Data to examine

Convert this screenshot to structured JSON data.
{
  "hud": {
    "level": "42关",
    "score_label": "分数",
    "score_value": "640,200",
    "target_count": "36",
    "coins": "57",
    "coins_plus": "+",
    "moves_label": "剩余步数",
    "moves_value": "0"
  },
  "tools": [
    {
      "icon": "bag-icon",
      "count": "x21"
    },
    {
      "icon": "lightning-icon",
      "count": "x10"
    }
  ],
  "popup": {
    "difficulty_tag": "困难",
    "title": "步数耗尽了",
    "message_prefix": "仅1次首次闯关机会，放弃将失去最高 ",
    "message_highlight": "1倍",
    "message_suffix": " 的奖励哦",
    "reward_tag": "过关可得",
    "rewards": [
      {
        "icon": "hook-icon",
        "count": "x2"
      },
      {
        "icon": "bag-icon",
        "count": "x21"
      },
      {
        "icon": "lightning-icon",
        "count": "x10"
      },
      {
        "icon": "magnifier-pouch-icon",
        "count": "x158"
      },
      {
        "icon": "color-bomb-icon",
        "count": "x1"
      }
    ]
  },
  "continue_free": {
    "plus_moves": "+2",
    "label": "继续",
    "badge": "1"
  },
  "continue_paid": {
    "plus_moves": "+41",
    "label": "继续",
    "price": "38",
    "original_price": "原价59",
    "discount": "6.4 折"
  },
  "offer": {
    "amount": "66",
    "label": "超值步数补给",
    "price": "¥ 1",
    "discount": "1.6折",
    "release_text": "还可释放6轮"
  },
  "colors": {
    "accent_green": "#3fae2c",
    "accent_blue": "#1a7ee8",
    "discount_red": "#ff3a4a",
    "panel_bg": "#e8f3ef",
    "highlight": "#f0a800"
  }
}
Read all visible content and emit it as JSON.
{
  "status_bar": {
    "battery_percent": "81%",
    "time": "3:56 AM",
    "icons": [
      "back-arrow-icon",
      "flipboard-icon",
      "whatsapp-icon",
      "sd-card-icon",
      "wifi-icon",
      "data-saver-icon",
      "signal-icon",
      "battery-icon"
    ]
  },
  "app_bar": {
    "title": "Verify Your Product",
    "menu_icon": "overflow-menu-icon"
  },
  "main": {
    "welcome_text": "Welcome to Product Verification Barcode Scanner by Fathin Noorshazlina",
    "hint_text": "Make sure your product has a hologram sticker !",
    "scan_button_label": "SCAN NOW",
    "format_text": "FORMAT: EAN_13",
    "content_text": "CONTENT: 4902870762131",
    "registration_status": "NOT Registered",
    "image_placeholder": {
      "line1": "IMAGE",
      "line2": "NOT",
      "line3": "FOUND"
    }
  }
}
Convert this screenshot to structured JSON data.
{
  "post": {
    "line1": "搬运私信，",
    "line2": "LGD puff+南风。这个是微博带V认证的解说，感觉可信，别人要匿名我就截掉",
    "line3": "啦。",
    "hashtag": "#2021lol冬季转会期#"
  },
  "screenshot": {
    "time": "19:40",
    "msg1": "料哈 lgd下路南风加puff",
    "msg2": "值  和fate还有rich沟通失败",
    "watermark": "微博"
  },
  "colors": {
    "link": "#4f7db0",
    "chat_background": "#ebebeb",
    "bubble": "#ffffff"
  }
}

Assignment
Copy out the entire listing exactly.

Your response
Convert this screenshot to structured JSON data.
{
  "hud": {
    "level": "42关",
    "score_label": "分数",
    "score_value": "640,200",
    "target_count": "36",
    "coins": "57",
    "coins_plus": "+",
    "moves_label": "剩余步数",
    "moves_value": "0"
  },
  "tools": [
    {
      "icon": "bag-icon",
      "count": "x21"
    },
    {
      "icon": "lightning-icon",
      "count": "x10"
    }
  ],
  "popup": {
    "difficulty_tag": "困难",
    "title": "步数耗尽了",
    "message_prefix": "仅1次首次闯关机会，放弃将失去最高 ",
    "message_highlight": "1倍",
    "message_suffix": " 的奖励哦",
    "reward_tag": "过关可得",
    "rewards": [
      {
        "icon": "hook-icon",
        "count": "x2"
      },
      {
        "icon": "bag-icon",
        "count": "x21"
      },
      {
        "icon": "lightning-icon",
        "count": "x10"
      },
      {
        "icon": "magnifier-pouch-icon",
        "count": "x158"
      },
      {
        "icon": "color-bomb-icon",
        "count": "x1"
      }
    ]
  },
  "continue_free": {
    "plus_moves": "+2",
    "label": "继续",
    "badge": "1"
  },
  "continue_paid": {
    "plus_moves": "+41",
    "label": "继续",
    "price": "38",
    "original_price": "原价59",
    "discount": "6.4 折"
  },
  "offer": {
    "amount": "66",
    "label": "超值步数补给",
    "price": "¥ 1",
    "discount": "1.6折",
    "release_text": "还可释放6轮"
  },
  "colors": {
    "accent_green": "#3fae2c",
    "accent_blue": "#1a7ee8",
    "discount_red": "#ff3a4a",
    "panel_bg": "#e8f3ef",
    "highlight": "#f0a800"
  }
}
Read all visible content and emit it as JSON.
{
  "status_bar": {
    "battery_percent": "81%",
    "time": "3:56 AM",
    "icons": [
      "back-arrow-icon",
      "flipboard-icon",
      "whatsapp-icon",
      "sd-card-icon",
      "wifi-icon",
      "data-saver-icon",
      "signal-icon",
      "battery-icon"
    ]
  },
  "app_bar": {
    "title": "Verify Your Product",
    "menu_icon": "overflow-menu-icon"
  },
  "main": {
    "welcome_text": "Welcome to Product Verification Barcode Scanner by Fathin Noorshazlina",
    "hint_text": "Make sure your product has a hologram sticker !",
    "scan_button_label": "SCAN NOW",
    "format_text": "FORMAT: EAN_13",
    "content_text": "CONTENT: 4902870762131",
    "registration_status": "NOT Registered",
    "image_placeholder": {
      "line1": "IMAGE",
      "line2": "NOT",
      "line3": "FOUND"
    }
  }
}
Convert this screenshot to structured JSON data.
{
  "post": {
    "line1": "搬运私信，",
    "line2": "LGD puff+南风。这个是微博带V认证的解说，感觉可信，别人要匿名我就截掉",
    "line3": "啦。",
    "hashtag": "#2021lol冬季转会期#"
  },
  "screenshot": {
    "time": "19:40",
    "msg1": "料哈 lgd下路南风加puff",
    "msg2": "值  和fate还有rich沟通失败",
    "watermark": "微博"
  },
  "colors": {
    "link": "#4f7db0",
    "chat_background": "#ebebeb",
    "bubble": "#ffffff"
  }
}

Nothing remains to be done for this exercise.